◆ **Problem requirements**
Retrieve all lines below that have the string "Ausrundung".

▼

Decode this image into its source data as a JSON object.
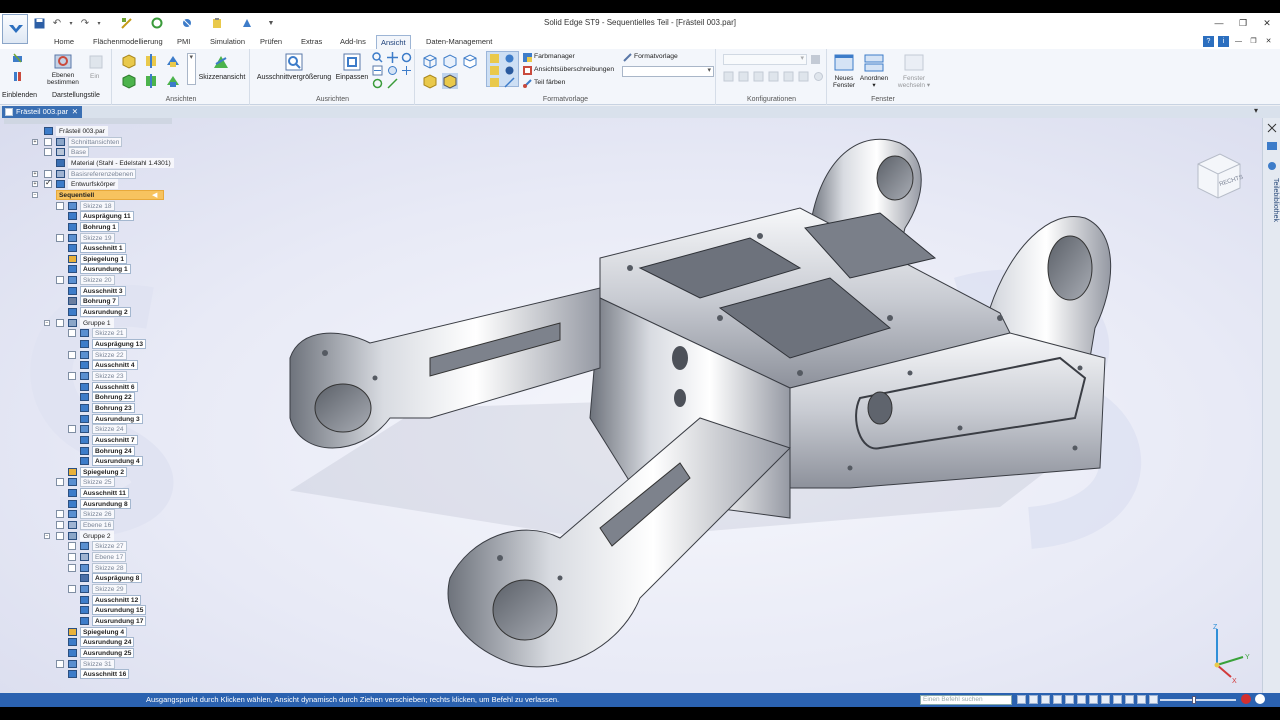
{
  "window": {
    "title": "Solid Edge ST9 - Sequentielles Teil - [Frästeil 003.par]"
  },
  "tabs": [
    "Home",
    "Flächenmodellierung",
    "PMI",
    "Simulation",
    "Prüfen",
    "Extras",
    "Add-Ins",
    "Ansicht",
    "Daten-Management"
  ],
  "active_tab": "Ansicht",
  "ribbon": {
    "einblenden": "Einblenden",
    "ebenen_bestimmen_1": "Ebenen",
    "ebenen_bestimmen_2": "bestimmen",
    "ein": "Ein",
    "darstellungstile": "Darstellungstile",
    "ansichten": "Ansichten",
    "skizzenansicht": "Skizzenansicht",
    "ausschnittvergroesserung": "Ausschnittvergrößerung",
    "einpassen": "Einpassen",
    "ausrichten": "Ausrichten",
    "farbmanager": "Farbmanager",
    "ansichtsueberschreibungen": "Ansichtsüberschreibungen",
    "teil_faerben": "Teil färben",
    "formatvorlage_btn": "Formatvorlage",
    "formatvorlage_group": "Formatvorlage",
    "konfigurationen": "Konfigurationen",
    "neues_fenster_1": "Neues",
    "neues_fenster_2": "Fenster",
    "anordnen": "Anordnen",
    "fenster_wechseln_1": "Fenster",
    "fenster_wechseln_2": "wechseln",
    "fenster_group": "Fenster"
  },
  "document_tab": "Frästeil 003.par",
  "tree": [
    {
      "label": "Frästeil 003.par",
      "indent": 0,
      "style": "plain",
      "exp": "",
      "cb": "",
      "icon": "part"
    },
    {
      "label": "Schnittansichten",
      "indent": 1,
      "style": "dim",
      "exp": "+",
      "cb": "off",
      "icon": "sec"
    },
    {
      "label": "Base",
      "indent": 1,
      "style": "dim",
      "exp": "",
      "cb": "off",
      "icon": "base"
    },
    {
      "label": "Material (Stahl - Edelstahl 1.4301)",
      "indent": 1,
      "style": "plain",
      "exp": "",
      "cb": "",
      "icon": "mat"
    },
    {
      "label": "Basisreferenzebenen",
      "indent": 1,
      "style": "dim",
      "exp": "+",
      "cb": "off",
      "icon": "plane"
    },
    {
      "label": "Entwurfskörper",
      "indent": 1,
      "style": "plain",
      "exp": "+",
      "cb": "on",
      "icon": "body"
    },
    {
      "label": "Sequentiell",
      "indent": 1,
      "style": "sel",
      "exp": "-",
      "cb": "",
      "icon": ""
    },
    {
      "label": "Skizze 18",
      "indent": 2,
      "style": "dim",
      "exp": "",
      "cb": "off",
      "icon": "sketch"
    },
    {
      "label": "Ausprägung 11",
      "indent": 2,
      "style": "bold",
      "exp": "",
      "cb": "",
      "icon": "ext"
    },
    {
      "label": "Bohrung 1",
      "indent": 2,
      "style": "bold",
      "exp": "",
      "cb": "",
      "icon": "hole"
    },
    {
      "label": "Skizze 19",
      "indent": 2,
      "style": "dim",
      "exp": "",
      "cb": "off",
      "icon": "sketch"
    },
    {
      "label": "Ausschnitt 1",
      "indent": 2,
      "style": "bold",
      "exp": "",
      "cb": "",
      "icon": "cut"
    },
    {
      "label": "Spiegelung 1",
      "indent": 2,
      "style": "bold",
      "exp": "",
      "cb": "",
      "icon": "mirror"
    },
    {
      "label": "Ausrundung 1",
      "indent": 2,
      "style": "bold",
      "exp": "",
      "cb": "",
      "icon": "round"
    },
    {
      "label": "Skizze 20",
      "indent": 2,
      "style": "dim",
      "exp": "",
      "cb": "off",
      "icon": "sketch"
    },
    {
      "label": "Ausschnitt 3",
      "indent": 2,
      "style": "bold",
      "exp": "",
      "cb": "",
      "icon": "cut"
    },
    {
      "label": "Bohrung 7",
      "indent": 2,
      "style": "bold",
      "exp": "",
      "cb": "",
      "icon": "hole2"
    },
    {
      "label": "Ausrundung 2",
      "indent": 2,
      "style": "bold",
      "exp": "",
      "cb": "",
      "icon": "round"
    },
    {
      "label": "Gruppe 1",
      "indent": 2,
      "style": "plain",
      "exp": "-",
      "cb": "off",
      "icon": "group"
    },
    {
      "label": "Skizze 21",
      "indent": 3,
      "style": "dim",
      "exp": "",
      "cb": "off",
      "icon": "sketch"
    },
    {
      "label": "Ausprägung 13",
      "indent": 3,
      "style": "bold",
      "exp": "",
      "cb": "",
      "icon": "ext"
    },
    {
      "label": "Skizze 22",
      "indent": 3,
      "style": "dim",
      "exp": "",
      "cb": "off",
      "icon": "sketch"
    },
    {
      "label": "Ausschnitt 4",
      "indent": 3,
      "style": "bold",
      "exp": "",
      "cb": "",
      "icon": "cut"
    },
    {
      "label": "Skizze 23",
      "indent": 3,
      "style": "dim",
      "exp": "",
      "cb": "off",
      "icon": "sketch"
    },
    {
      "label": "Ausschnitt 6",
      "indent": 3,
      "style": "bold",
      "exp": "",
      "cb": "",
      "icon": "cut"
    },
    {
      "label": "Bohrung 22",
      "indent": 3,
      "style": "bold",
      "exp": "",
      "cb": "",
      "icon": "hole"
    },
    {
      "label": "Bohrung 23",
      "indent": 3,
      "style": "bold",
      "exp": "",
      "cb": "",
      "icon": "hole"
    },
    {
      "label": "Ausrundung 3",
      "indent": 3,
      "style": "bold",
      "exp": "",
      "cb": "",
      "icon": "round"
    },
    {
      "label": "Skizze 24",
      "indent": 3,
      "style": "dim",
      "exp": "",
      "cb": "off",
      "icon": "sketch"
    },
    {
      "label": "Ausschnitt 7",
      "indent": 3,
      "style": "bold",
      "exp": "",
      "cb": "",
      "icon": "cut"
    },
    {
      "label": "Bohrung 24",
      "indent": 3,
      "style": "bold",
      "exp": "",
      "cb": "",
      "icon": "hole"
    },
    {
      "label": "Ausrundung 4",
      "indent": 3,
      "style": "bold",
      "exp": "",
      "cb": "",
      "icon": "round"
    },
    {
      "label": "Spiegelung 2",
      "indent": 2,
      "style": "bold",
      "exp": "",
      "cb": "",
      "icon": "mirror"
    },
    {
      "label": "Skizze 25",
      "indent": 2,
      "style": "dim",
      "exp": "",
      "cb": "off",
      "icon": "sketch"
    },
    {
      "label": "Ausschnitt 11",
      "indent": 2,
      "style": "bold",
      "exp": "",
      "cb": "",
      "icon": "cut"
    },
    {
      "label": "Ausrundung 8",
      "indent": 2,
      "style": "bold",
      "exp": "",
      "cb": "",
      "icon": "round"
    },
    {
      "label": "Skizze 26",
      "indent": 2,
      "style": "dim",
      "exp": "",
      "cb": "off",
      "icon": "sketch"
    },
    {
      "label": "Ebene 16",
      "indent": 2,
      "style": "dim",
      "exp": "",
      "cb": "off",
      "icon": "plane"
    },
    {
      "label": "Gruppe 2",
      "indent": 2,
      "style": "plain",
      "exp": "-",
      "cb": "off",
      "icon": "group"
    },
    {
      "label": "Skizze 27",
      "indent": 3,
      "style": "dim",
      "exp": "",
      "cb": "off",
      "icon": "sketch"
    },
    {
      "label": "Ebene 17",
      "indent": 3,
      "style": "dim",
      "exp": "",
      "cb": "off",
      "icon": "plane"
    },
    {
      "label": "Skizze 28",
      "indent": 3,
      "style": "dim",
      "exp": "",
      "cb": "off",
      "icon": "sketch"
    },
    {
      "label": "Ausprägung 8",
      "indent": 3,
      "style": "bold",
      "exp": "",
      "cb": "",
      "icon": "ext2"
    },
    {
      "label": "Skizze 29",
      "indent": 3,
      "style": "dim",
      "exp": "",
      "cb": "off",
      "icon": "sketch"
    },
    {
      "label": "Ausschnitt 12",
      "indent": 3,
      "style": "bold",
      "exp": "",
      "cb": "",
      "icon": "cut"
    },
    {
      "label": "Ausrundung 15",
      "indent": 3,
      "style": "bold",
      "exp": "",
      "cb": "",
      "icon": "round"
    },
    {
      "label": "Ausrundung 17",
      "indent": 3,
      "style": "bold",
      "exp": "",
      "cb": "",
      "icon": "round"
    },
    {
      "label": "Spiegelung 4",
      "indent": 2,
      "style": "bold",
      "exp": "",
      "cb": "",
      "icon": "mirror"
    },
    {
      "label": "Ausrundung 24",
      "indent": 2,
      "style": "bold",
      "exp": "",
      "cb": "",
      "icon": "round"
    },
    {
      "label": "Ausrundung 25",
      "indent": 2,
      "style": "bold",
      "exp": "",
      "cb": "",
      "icon": "round"
    },
    {
      "label": "Skizze 31",
      "indent": 2,
      "style": "dim",
      "exp": "",
      "cb": "off",
      "icon": "sketch"
    },
    {
      "label": "Ausschnitt 16",
      "indent": 2,
      "style": "bold",
      "exp": "",
      "cb": "",
      "icon": "cut"
    }
  ],
  "viewcube_label": "RECHTS",
  "triad": {
    "x": "X",
    "y": "Y",
    "z": "Z"
  },
  "right_panel_label": "Teilebibliothek",
  "statusbar": {
    "message": "Ausgangspunkt durch Klicken wählen, Ansicht dynamisch durch Ziehen verschieben; rechts klicken, um Befehl zu verlassen.",
    "command_search_placeholder": "Einen Befehl suchen"
  },
  "colors": {
    "accent": "#2b62b0",
    "selected_tree": "#f7c35f",
    "viewport_bg": "#e8eaf6"
  }
}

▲

◆ **Exercise response**
      "label": "Ausrundung 1",
      "label": "Ausrundung 2",
      "label": "Ausrundung 3",
      "label": "Ausrundung 4",
      "label": "Ausrundung 8",
      "label": "Ausrundung 15",
      "label": "Ausrundung 17",
      "label": "Ausrundung 24",
      "label": "Ausrundung 25",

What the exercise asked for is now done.